Right behind the question of ‘what kind of camera do you use?’, we’re frequently approached with the question ‘I just got a new DSLR camera – can you show me how to use it?‘. Undoubtedly, many of you received a new camera for Christmas and are now wondering how in the world you will ever learn to use it! Digital cameras now days, with all their features, accessories, and lenses, not to mention their daunting instructional manual, certainly take time and careful study to master. Hopefully, this post and others over the next few weeks will provide what you need to get started.
It should go without saying that owning a good camera does not equal great pictures. Good photography is a skill which requires a great amount of learning and practice – something that we learned quite painfully after purchasing our first DSLR. Good pictures have more to do with lighting and technique than anything else. And it takes time and effort to master these things!
So – to start taking better pictures today, here are a few tips if you are new to digital photography (using a DSLR):
1. Learn the exposure triangle
This is the key to getting a decent exposure. The exposure triangle consists of ISO – measure of light sensitivity, Shutter Speed – amount of time the shutter is open, and Aperture – the size of the lens opening. An excellent place to start here is the book Understanding Exposure by Bryan Peterson. We highly recommend this book – within a half hour of reading you will be ready to shoot in manual mode.
2. Practice shooting in manual or semi-manual mode
Just to be honest: you’ll rarely get decent or unique shots shooting in programmed mode. Begin by learning to shoot in Shutter Speed Priority mode and Aperture Priority mode. Shutter Speed Priority means that you will manually set the shutter speed, and the camera will automatically set everything else. Likewise, with Aperture Priority, you will manually set the Aperture and the camera will set everything else. Note that the shutter speed determines how much light is exposed to the image sensor, and whether movement within the frame is frozen or blurred.

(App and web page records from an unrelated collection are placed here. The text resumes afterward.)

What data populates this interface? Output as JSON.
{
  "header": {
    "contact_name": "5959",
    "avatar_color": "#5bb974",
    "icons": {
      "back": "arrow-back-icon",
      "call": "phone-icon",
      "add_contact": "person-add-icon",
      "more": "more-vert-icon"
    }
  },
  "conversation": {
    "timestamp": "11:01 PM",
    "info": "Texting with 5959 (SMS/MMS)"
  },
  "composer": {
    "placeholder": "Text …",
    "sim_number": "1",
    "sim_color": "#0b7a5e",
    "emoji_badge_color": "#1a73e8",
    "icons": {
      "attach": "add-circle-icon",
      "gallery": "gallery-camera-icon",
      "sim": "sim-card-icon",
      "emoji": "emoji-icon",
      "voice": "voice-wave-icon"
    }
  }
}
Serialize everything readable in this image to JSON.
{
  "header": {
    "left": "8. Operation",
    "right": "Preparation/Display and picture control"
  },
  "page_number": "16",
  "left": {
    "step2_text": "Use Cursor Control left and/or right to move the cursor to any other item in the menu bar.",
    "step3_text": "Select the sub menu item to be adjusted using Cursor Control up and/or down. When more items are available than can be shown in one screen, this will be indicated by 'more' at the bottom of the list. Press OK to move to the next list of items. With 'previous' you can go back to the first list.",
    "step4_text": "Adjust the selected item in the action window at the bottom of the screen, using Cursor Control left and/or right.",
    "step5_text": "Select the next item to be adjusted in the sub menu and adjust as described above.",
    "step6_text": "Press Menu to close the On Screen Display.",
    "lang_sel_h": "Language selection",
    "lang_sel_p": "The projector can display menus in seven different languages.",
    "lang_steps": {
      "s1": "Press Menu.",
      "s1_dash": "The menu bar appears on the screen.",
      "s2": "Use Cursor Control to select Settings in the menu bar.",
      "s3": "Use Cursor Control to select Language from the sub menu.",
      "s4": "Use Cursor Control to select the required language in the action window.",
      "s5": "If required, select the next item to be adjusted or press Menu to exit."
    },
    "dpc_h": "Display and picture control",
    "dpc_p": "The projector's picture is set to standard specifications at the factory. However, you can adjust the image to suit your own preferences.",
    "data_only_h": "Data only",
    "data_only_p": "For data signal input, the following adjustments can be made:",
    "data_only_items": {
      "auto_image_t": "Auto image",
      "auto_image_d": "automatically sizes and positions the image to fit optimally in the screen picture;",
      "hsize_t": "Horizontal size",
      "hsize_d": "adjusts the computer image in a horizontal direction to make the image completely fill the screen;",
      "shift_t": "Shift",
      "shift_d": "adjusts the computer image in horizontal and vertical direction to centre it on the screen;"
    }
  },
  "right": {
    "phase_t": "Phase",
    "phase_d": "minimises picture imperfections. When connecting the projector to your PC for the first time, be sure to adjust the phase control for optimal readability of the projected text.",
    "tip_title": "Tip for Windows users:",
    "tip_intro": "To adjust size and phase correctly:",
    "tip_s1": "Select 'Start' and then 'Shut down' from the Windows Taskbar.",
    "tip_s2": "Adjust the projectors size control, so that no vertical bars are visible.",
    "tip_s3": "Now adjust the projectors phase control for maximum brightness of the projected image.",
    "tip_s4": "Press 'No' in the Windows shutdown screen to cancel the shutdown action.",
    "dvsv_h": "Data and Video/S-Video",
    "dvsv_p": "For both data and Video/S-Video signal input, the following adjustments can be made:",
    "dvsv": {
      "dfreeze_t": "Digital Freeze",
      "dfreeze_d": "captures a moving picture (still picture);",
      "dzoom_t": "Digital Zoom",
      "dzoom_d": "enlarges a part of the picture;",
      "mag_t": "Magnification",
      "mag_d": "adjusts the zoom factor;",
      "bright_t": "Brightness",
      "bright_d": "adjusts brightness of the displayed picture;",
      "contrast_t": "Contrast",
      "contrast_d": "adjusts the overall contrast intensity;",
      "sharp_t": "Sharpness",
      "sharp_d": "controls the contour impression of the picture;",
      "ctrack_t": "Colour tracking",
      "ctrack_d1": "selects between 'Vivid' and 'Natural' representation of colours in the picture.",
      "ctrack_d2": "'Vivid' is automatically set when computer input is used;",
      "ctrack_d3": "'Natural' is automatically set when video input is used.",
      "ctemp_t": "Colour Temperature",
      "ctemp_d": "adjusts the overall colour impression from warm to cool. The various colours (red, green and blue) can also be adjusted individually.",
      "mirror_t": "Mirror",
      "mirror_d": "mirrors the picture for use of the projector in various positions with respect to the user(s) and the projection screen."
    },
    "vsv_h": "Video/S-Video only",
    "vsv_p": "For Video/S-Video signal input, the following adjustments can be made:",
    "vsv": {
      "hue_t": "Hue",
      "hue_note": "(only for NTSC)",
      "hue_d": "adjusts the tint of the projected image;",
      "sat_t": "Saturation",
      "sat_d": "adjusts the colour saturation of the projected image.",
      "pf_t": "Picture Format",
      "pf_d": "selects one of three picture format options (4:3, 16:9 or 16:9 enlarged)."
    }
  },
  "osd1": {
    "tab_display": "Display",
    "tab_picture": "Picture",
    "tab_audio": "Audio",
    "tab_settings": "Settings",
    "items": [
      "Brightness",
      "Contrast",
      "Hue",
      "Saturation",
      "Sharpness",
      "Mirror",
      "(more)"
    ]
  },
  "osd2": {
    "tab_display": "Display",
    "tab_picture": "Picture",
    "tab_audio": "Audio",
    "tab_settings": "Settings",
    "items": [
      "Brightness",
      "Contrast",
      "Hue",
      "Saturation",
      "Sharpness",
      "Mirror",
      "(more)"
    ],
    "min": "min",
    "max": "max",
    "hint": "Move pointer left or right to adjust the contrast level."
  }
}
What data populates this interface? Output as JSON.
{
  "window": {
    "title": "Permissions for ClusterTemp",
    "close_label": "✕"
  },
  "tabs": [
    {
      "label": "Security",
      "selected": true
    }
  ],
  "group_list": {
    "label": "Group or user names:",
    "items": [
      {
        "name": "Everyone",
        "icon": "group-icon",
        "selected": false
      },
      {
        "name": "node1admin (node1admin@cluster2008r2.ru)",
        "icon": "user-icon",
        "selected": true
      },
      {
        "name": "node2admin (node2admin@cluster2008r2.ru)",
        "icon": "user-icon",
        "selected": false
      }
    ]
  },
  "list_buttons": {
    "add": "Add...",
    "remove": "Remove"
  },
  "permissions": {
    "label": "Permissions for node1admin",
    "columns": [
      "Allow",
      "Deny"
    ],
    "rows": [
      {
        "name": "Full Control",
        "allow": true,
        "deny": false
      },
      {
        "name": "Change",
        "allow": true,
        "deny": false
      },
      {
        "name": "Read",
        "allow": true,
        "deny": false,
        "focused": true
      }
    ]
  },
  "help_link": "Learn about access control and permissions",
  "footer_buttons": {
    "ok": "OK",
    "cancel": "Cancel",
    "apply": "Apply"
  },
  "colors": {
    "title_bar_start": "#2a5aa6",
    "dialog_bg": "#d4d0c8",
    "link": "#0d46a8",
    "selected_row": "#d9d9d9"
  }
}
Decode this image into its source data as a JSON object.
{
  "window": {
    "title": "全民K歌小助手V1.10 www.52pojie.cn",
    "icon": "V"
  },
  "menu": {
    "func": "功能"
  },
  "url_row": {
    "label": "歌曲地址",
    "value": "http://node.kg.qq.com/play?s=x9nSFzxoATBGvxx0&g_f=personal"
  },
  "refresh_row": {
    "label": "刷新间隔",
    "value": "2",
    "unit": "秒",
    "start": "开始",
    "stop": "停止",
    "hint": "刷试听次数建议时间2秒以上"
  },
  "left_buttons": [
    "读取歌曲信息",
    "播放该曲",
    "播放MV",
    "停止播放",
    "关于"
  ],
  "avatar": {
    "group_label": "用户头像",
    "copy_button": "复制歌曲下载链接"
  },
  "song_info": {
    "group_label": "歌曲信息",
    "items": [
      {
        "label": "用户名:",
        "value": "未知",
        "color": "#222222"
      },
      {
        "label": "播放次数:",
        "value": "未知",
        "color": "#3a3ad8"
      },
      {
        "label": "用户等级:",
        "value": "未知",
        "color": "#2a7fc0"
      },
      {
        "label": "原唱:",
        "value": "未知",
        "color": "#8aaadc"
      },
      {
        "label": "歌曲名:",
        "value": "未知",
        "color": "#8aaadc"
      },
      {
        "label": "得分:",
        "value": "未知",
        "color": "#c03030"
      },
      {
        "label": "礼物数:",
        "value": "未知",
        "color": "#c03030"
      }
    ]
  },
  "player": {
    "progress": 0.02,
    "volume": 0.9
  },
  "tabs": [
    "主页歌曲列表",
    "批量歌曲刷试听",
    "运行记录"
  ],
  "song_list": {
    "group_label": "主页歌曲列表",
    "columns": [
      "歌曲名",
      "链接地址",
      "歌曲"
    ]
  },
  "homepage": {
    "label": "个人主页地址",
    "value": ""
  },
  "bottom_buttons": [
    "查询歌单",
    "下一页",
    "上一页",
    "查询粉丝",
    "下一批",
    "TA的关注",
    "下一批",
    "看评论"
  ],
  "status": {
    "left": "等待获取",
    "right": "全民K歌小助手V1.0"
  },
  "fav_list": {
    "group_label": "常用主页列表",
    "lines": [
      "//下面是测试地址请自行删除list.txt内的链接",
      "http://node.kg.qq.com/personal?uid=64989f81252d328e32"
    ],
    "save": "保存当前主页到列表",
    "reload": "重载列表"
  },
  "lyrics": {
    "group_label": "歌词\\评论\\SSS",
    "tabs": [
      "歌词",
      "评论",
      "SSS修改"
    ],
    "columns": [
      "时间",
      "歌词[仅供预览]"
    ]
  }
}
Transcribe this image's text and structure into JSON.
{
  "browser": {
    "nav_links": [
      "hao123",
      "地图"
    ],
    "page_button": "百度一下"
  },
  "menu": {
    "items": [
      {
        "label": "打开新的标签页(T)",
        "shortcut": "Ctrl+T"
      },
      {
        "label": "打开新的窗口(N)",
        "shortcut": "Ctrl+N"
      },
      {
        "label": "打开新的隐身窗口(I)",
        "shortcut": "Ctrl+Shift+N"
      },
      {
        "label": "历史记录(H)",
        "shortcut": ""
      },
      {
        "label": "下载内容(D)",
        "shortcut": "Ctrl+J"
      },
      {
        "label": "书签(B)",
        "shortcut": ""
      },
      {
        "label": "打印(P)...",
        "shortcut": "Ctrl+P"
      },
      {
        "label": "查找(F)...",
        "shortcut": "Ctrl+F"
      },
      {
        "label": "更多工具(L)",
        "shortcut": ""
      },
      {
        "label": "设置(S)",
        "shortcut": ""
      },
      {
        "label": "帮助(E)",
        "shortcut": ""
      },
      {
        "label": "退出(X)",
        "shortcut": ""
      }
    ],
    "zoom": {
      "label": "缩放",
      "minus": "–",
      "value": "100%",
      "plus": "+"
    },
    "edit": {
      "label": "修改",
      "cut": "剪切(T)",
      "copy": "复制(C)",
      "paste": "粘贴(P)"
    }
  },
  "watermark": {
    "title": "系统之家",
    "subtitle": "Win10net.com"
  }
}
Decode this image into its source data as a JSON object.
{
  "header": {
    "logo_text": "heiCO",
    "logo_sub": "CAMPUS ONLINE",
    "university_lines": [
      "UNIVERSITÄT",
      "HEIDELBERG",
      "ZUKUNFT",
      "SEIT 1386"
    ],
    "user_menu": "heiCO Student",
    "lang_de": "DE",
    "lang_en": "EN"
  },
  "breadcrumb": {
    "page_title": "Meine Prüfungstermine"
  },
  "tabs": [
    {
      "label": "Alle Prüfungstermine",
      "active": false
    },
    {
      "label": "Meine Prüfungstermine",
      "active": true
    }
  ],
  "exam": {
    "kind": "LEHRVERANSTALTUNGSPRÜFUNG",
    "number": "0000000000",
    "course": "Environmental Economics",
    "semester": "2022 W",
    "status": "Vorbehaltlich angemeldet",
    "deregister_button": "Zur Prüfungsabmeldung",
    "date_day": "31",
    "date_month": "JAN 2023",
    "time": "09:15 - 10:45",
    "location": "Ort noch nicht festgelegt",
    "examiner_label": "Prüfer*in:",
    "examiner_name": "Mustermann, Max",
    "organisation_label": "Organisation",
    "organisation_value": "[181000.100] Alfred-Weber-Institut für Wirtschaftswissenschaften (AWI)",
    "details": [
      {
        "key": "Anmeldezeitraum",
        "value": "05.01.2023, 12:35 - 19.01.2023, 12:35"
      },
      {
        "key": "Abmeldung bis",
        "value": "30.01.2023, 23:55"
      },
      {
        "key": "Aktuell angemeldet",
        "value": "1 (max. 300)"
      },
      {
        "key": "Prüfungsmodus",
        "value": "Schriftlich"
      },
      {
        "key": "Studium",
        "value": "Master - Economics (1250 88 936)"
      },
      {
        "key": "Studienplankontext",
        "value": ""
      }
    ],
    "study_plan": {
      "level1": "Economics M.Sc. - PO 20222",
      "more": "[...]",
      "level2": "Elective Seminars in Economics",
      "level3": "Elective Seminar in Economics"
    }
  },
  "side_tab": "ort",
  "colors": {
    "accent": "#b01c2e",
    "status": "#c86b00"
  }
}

And aperture determines how much light is exposed to the image sensor, the area of focal point, and the amount of blur or ‘bokeh’ that appears in the portions of the frame that are out of focus. (In the above photo, a very low aperture, f/1.4 in this case, created an aesthetic blur in the background, while a high aperture would’ve made the background clear). Eventually, with practice of these semi-manual modes and knowledge of the exposure triangle, you’ll be ready to shoot in full manual mode.
3. Turn off auto-ISO
There’s a lot to know about ISO, but as a beginner, just know that high ISO will result in more ‘grain’ in the picture, while low ISO will lead to sharper, clearer pictures with more clarity. So although high ISO allows you to shoot in much lower light, low ISO will give you better picture quality. If given the option, you camera is going to choose some crazy, illogical ISO the majority of the time, so learn about it and control it manually – even if you are not shooting in a manual mode as described above. Our advice is to shoot in the lowest possible ISO given the available light, and only raising the ISO as a last option to changing the shutter speed and aperture.
4. Disable the pop-up flash
Please, never, ever use the pop up flash on your camera – unless you’re using it as a trigger for other off-camera flashes, or you’re trying to mimic your driver’s license photo. One notable photography expert has called this flash ‘the ugly-maker’, rightfully so. Our advice is to invest in a shoe-mounted or off-camera flash before anything else (heck – even before buying a decent camera bag!). If you’re really pressed for money (and shoe-mounted flashes are indeed very expensive), then purchase some sort of diffuser to place over the pop-up flash, and start saving for the real thing.
Good luck with your new camera!